The National Transportation Safety Board has released a preliminary report from the June 11 crash of a Cessna 172 M at Seneca Golf Course. The report doesn’t outline a cause for the crash, but it does note the the plane was doing touch-and-go landing—and that the crash happened on the fourth attempt.
Here’s the narative from the NTSB:
On June 11, 2013, about 2225 eastern daylight time, a Cessna 172M, N118JD, operated by a private individual, was substantially damaged when it impacted terrain during takeoff from Bowman Field (LOU), Louisville, Kentucky. The private pilot and three passengers were seriously injured. Visual meteorological conditions prevailed, and no flight plan was filed for the local flight. The personal flight was conducted under the provisions of 14 Code of Federal Regulations Part 91.
The pilot was seriously injured and unable to provide a statement about the accident. Review of radar data provided by the Federal Aviation Administration (FAA) revealed the airplane was performing touch-and-go landings to runway 33 at LOU. On the fourth touch-an-go landing, the airplane took off from runway 33, and radar contact was lost at about 200 feet above ground level.
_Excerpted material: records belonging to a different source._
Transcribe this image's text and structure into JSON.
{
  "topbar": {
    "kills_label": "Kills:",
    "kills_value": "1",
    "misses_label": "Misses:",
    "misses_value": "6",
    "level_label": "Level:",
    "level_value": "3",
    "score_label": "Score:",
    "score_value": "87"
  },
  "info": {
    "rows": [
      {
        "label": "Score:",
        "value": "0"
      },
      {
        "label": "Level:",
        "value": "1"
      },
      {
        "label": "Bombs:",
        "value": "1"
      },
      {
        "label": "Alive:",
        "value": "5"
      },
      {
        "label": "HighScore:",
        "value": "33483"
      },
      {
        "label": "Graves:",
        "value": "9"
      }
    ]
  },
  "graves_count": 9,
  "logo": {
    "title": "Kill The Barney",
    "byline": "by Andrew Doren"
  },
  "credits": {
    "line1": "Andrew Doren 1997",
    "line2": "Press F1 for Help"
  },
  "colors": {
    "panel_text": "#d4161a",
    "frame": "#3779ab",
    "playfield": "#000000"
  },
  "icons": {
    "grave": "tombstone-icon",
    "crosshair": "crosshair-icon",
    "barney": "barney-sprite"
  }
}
The airplane impacted the ground about 430 feet from the departure end of the runway. According to an FAA inspector, the right wing impacted the ground first and the airplane pivoted around the nose before coming to rest upright, nose down, on a golf course. Both propeller blades exhibited chordwise scratching and the inspector noted substantial damage to both wings and the fuselage. The wreckage was retained for further examination.
And here are 911 calls from the crash, from WDRB.